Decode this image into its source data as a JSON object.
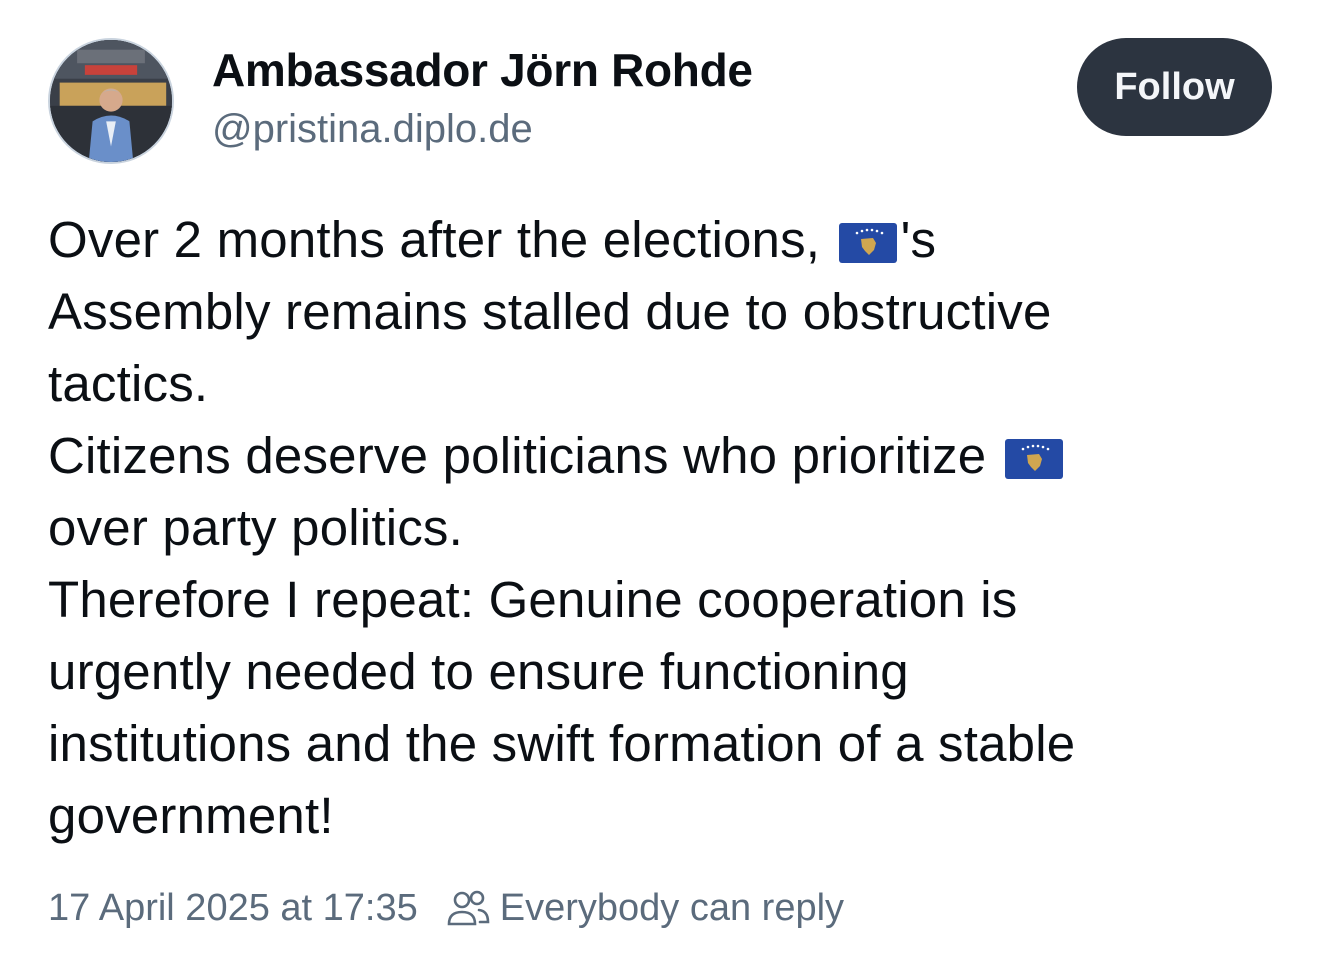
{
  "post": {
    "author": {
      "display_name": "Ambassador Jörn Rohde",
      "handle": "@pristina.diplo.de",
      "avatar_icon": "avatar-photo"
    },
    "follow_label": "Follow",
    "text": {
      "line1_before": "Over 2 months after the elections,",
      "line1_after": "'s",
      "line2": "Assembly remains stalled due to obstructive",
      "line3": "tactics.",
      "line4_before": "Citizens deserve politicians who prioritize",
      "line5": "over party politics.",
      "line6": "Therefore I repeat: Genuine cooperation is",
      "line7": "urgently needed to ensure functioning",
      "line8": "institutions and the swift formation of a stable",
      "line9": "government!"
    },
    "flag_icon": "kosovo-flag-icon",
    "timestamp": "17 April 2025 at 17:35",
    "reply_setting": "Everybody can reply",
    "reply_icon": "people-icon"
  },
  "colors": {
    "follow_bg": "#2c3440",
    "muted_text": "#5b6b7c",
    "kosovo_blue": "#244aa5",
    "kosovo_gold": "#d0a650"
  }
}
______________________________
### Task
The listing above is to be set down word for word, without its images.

### Answer to the problem
Decode this image into its source data as a JSON object.
{
  "post": {
    "author": {
      "display_name": "Ambassador Jörn Rohde",
      "handle": "@pristina.diplo.de",
      "avatar_icon": "avatar-photo"
    },
    "follow_label": "Follow",
    "text": {
      "line1_before": "Over 2 months after the elections,",
      "line1_after": "'s",
      "line2": "Assembly remains stalled due to obstructive",
      "line3": "tactics.",
      "line4_before": "Citizens deserve politicians who prioritize",
      "line5": "over party politics.",
      "line6": "Therefore I repeat: Genuine cooperation is",
      "line7": "urgently needed to ensure functioning",
      "line8": "institutions and the swift formation of a stable",
      "line9": "government!"
    },
    "flag_icon": "kosovo-flag-icon",
    "timestamp": "17 April 2025 at 17:35",
    "reply_setting": "Everybody can reply",
    "reply_icon": "people-icon"
  },
  "colors": {
    "follow_bg": "#2c3440",
    "muted_text": "#5b6b7c",
    "kosovo_blue": "#244aa5",
    "kosovo_gold": "#d0a650"
  }
}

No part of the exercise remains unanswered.